Locally, research activities involving animals are reviewed by an institution’s oversight committee, the Institutional Animal Care and Use Committee (IACUC). Comprised of local scientists, non-scientists, community members, and veterinarians to provide different perspectives representative of the general community, IACUCs review all animal use and may make recommendations or require modifications that optimize the animals’ welfare in the context of research before approving an activity. The NIH will not fund research by domestic grant recipients that use animals if the IACUC has not given its approval to the proposed study.
IACUCs also closely monitor the research and ensure that it is conducted in accordance with all requirements of the PHS Policy and adheres to the IACUC’s animal care requirements. These committees have the authority to suspend any activities involving animals if the research is not in compliance with federal requirements or fails to adhere to what the IACUC has approved. NIH-funded institutions must report promptly to OLAW if the IACUC finds any violation of the PHS Policy.
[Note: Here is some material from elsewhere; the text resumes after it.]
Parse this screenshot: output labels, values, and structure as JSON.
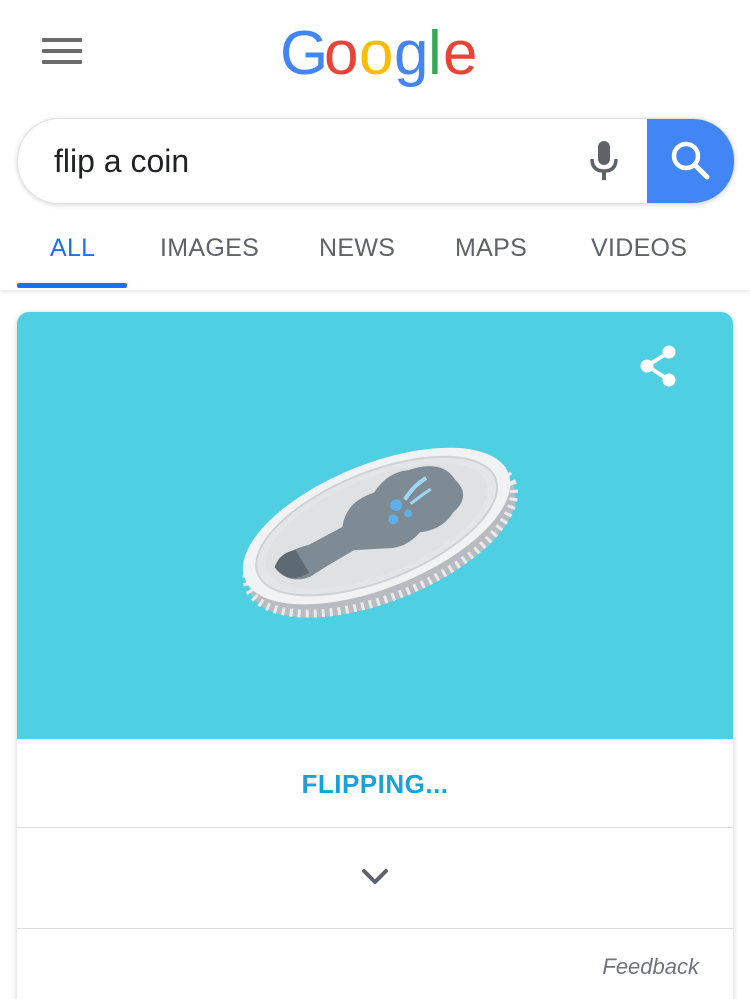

OLAW then considers these reports and requires the institution to make appropriate corrections and to prevent further violations.
OLAW also develops and supports educational materials to assist research institutions, principal investigators, IACUCs, veterinarians, and laboratory animal care staff to improve animal welfare. This includes workshops such as the annual Symposium on the reduction, refinement, and replacement (3Rs) of animal models , webinars and podcasts , and the Interagency Collaborative Animal Research Education Project , in collaboration with other federal agencies committed to high standards of animal welfare in biomedical research.
Working together with the research institutions and scientists it funds, NIH upholds its commitment to the safety and care of animals so that researchers may continue to understand the biological processes of health and disease and to develop treatments that improve quality of life for both people and other animals.